A Summary of the MegaCortex Ransomware by SophosLabs

Date: 3-May-2019
Location: Global

According to Sophos, a global leader in endpoint and network security, MegaCortex was a relatively little-seen malware that suddenly spiked in volume on May 1.

Sophos has seen MegaCortex detections in the US, Canada, Argentina, Italy, the Netherlands, France, Ireland, Hong Kong, Indonesia, and Australia. The ransomware has manual components similar to Ryuk and BitPaymer, but the adversaries behind MegaCortex use more automated tools to carry out the attack – this is unique.

Up until now, Sophos has seen automated attacks, manual attacks and blended attacks, which typically lean more towards using manual hacking techniques to move laterally; with MegaCortex, Sophos is seeing heavier use of automation coupled with the manual component. This new formula is designed to spread the infection to more victims, more quickly.

As indicated in the SophosLabs Uncut article, MegaCortex Ransomware Wants to be TheOne (by John Shier, senior security advisor, Sophos), there is no explicit value for the ransom demand in the ransom note. The attackers invite victims to email them on either of two free mail.com email addresses and send along a file that the ransomware drops on the victim’s hard drive to request decryption “services.” The ransom note also promises the cybercriminals “will include a guarantee that your company will never be inconvenienced by us,” if the victims pay the ransom, and continues, “You will also receive a consultation on how to improve your companies cyber security.”

Sophos has the following protection recommendations:
  • It appears that there's a strong correlation between the presence of MegaCortex, and a pre-existing, ongoing infection on the victims' networks with both Emotet and Qbot. If IT managers are seeing alerts about Emotet or Qbot infections, those should take a high priority. Both of those bots can be used to distribute other malware, and it's possible that's how the MegaCortex infections got their start
  • Sophos has not seen any indication so far that Remote Desktop Protocol (RDP) has been abused to break into networks, but we know that holes in enterprise firewalls that allow people to connect to RDP remain relatively common. We strongly discourage this practice and suggest that any IT admin who wishes to do this put the RDP machine behind a VPN
  • As the attack seems to indicate that an administrative password was abused by the criminals, we also recommend the widespread adoption of two-factor authentication wherever possible
  • Keeping regular backups of your most important and current data on an offline storage device is the best way to avoid having to pay a ransom
  • Use anti-ransomware protection, such as Sophos Intercept X, to block MegaCortex and future ransomware
“We suspect this is your script kiddie/living-off-the-land ‘mega bundle’ and a good example of what we've lately been calling cybercriminal pen-testing. The MegaCortex attackers have taken the blended threat approach and turned it up to 11, by increasing the automated component to target more victims. Once they have your admin credentials, there's no stopping them. Launching the attack from your own domain controller is a great way for the attackers to inherit all the authority they need to impact everything in an organization. Organizations need to pay attention to basic security controls and perform security assessments, before the criminals do, to prevent attackers like these from slipping through,” said John Shier, senior security advisor, Sophos.

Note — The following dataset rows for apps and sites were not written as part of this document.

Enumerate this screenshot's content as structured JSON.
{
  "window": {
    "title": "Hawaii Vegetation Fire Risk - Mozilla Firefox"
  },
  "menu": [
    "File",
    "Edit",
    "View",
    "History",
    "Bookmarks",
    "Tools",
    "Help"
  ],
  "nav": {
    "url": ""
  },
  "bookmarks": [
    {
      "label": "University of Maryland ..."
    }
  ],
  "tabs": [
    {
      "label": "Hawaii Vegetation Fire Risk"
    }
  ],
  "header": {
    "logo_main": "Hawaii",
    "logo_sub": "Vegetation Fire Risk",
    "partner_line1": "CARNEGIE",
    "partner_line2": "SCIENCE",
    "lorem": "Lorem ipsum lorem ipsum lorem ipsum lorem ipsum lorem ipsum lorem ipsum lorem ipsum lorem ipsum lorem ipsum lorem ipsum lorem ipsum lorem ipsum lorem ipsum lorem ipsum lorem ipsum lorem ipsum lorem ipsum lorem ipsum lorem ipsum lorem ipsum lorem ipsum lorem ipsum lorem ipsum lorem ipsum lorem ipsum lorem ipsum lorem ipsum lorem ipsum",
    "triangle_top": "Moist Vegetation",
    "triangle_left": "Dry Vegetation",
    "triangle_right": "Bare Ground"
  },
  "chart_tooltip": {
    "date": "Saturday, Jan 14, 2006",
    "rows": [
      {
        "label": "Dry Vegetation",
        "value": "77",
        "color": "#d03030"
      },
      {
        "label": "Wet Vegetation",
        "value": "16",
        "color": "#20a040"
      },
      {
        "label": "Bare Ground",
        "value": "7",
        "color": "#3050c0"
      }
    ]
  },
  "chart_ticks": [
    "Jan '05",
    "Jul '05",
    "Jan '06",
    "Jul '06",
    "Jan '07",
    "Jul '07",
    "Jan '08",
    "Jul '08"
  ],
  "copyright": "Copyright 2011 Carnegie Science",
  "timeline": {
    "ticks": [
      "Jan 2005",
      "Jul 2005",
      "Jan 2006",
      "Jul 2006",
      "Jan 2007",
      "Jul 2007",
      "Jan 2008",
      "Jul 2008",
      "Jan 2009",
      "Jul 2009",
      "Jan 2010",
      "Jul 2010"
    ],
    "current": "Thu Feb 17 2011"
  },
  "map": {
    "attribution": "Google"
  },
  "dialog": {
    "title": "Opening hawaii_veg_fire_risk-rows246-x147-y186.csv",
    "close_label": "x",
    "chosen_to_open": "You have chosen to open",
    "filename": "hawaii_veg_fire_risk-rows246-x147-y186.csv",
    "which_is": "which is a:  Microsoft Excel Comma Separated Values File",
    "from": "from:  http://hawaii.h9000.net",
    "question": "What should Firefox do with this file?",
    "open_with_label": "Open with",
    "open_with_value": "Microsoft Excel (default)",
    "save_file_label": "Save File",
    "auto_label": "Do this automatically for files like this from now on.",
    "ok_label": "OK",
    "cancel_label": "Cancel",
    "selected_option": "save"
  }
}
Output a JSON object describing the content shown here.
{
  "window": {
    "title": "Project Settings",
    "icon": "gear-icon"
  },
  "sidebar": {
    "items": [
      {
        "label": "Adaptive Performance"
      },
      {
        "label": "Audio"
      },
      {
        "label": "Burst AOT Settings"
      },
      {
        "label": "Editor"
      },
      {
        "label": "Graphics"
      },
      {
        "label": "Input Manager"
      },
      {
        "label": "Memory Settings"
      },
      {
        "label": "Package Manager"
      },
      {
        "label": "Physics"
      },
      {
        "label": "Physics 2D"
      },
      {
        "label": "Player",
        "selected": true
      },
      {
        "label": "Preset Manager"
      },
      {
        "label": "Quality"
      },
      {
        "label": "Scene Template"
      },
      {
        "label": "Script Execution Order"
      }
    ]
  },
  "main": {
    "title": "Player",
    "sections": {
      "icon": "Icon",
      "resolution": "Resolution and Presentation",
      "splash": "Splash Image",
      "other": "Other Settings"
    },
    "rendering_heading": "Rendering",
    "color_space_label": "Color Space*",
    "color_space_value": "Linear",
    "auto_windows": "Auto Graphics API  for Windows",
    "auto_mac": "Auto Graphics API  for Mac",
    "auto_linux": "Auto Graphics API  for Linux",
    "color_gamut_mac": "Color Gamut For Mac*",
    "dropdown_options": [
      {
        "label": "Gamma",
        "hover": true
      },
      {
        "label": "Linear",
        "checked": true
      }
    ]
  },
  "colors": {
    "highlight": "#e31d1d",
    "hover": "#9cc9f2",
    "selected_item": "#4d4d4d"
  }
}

MegaCortex basic workflow:
  • A domain controller (DC) is compromised - On Microsoft Servers, a domain controller is a server computer that responds to security authentication requests within a Windows domain.
  • The attacker, using stolen admin creds, executed a PowerShell script that was heavily obfuscated.
  • The attacker issues commands via the compromised domain controller (DC), which the attacker is remotely accessing using the reverse shell.
  • The DC uses WMI to push the malware — a copy of PsExec renamed rstwg.exe, the main malware executable, and a batch file — to the rest of the computers on the network that it can reach, and then runs the batch file remotely via PsExec.